▶ _What you have to do_: Copy the data precisely, keeping every character.

▶ _Supplied material_:

★ ★ ★ ★ ★

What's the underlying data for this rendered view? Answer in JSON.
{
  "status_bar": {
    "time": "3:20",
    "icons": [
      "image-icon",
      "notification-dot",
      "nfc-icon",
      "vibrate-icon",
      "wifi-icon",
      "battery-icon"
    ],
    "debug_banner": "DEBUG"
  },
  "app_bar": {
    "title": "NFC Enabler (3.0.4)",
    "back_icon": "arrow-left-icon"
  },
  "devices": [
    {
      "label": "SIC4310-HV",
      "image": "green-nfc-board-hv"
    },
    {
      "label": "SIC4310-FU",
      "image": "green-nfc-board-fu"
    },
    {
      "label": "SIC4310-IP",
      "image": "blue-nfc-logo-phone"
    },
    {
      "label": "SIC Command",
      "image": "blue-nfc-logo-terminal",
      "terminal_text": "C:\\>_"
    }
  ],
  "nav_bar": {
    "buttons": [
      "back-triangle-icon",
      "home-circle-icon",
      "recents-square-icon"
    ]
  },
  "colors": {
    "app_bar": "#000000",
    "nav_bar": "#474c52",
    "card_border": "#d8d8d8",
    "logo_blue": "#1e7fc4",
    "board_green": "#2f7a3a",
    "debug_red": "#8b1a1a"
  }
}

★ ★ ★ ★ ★

▶ _Task response_:
What's the underlying data for this rendered view? Answer in JSON.
{
  "status_bar": {
    "time": "3:20",
    "icons": [
      "image-icon",
      "notification-dot",
      "nfc-icon",
      "vibrate-icon",
      "wifi-icon",
      "battery-icon"
    ],
    "debug_banner": "DEBUG"
  },
  "app_bar": {
    "title": "NFC Enabler (3.0.4)",
    "back_icon": "arrow-left-icon"
  },
  "devices": [
    {
      "label": "SIC4310-HV",
      "image": "green-nfc-board-hv"
    },
    {
      "label": "SIC4310-FU",
      "image": "green-nfc-board-fu"
    },
    {
      "label": "SIC4310-IP",
      "image": "blue-nfc-logo-phone"
    },
    {
      "label": "SIC Command",
      "image": "blue-nfc-logo-terminal",
      "terminal_text": "C:\\>_"
    }
  ],
  "nav_bar": {
    "buttons": [
      "back-triangle-icon",
      "home-circle-icon",
      "recents-square-icon"
    ]
  },
  "colors": {
    "app_bar": "#000000",
    "nav_bar": "#474c52",
    "card_border": "#d8d8d8",
    "logo_blue": "#1e7fc4",
    "board_green": "#2f7a3a",
    "debug_red": "#8b1a1a"
  }
}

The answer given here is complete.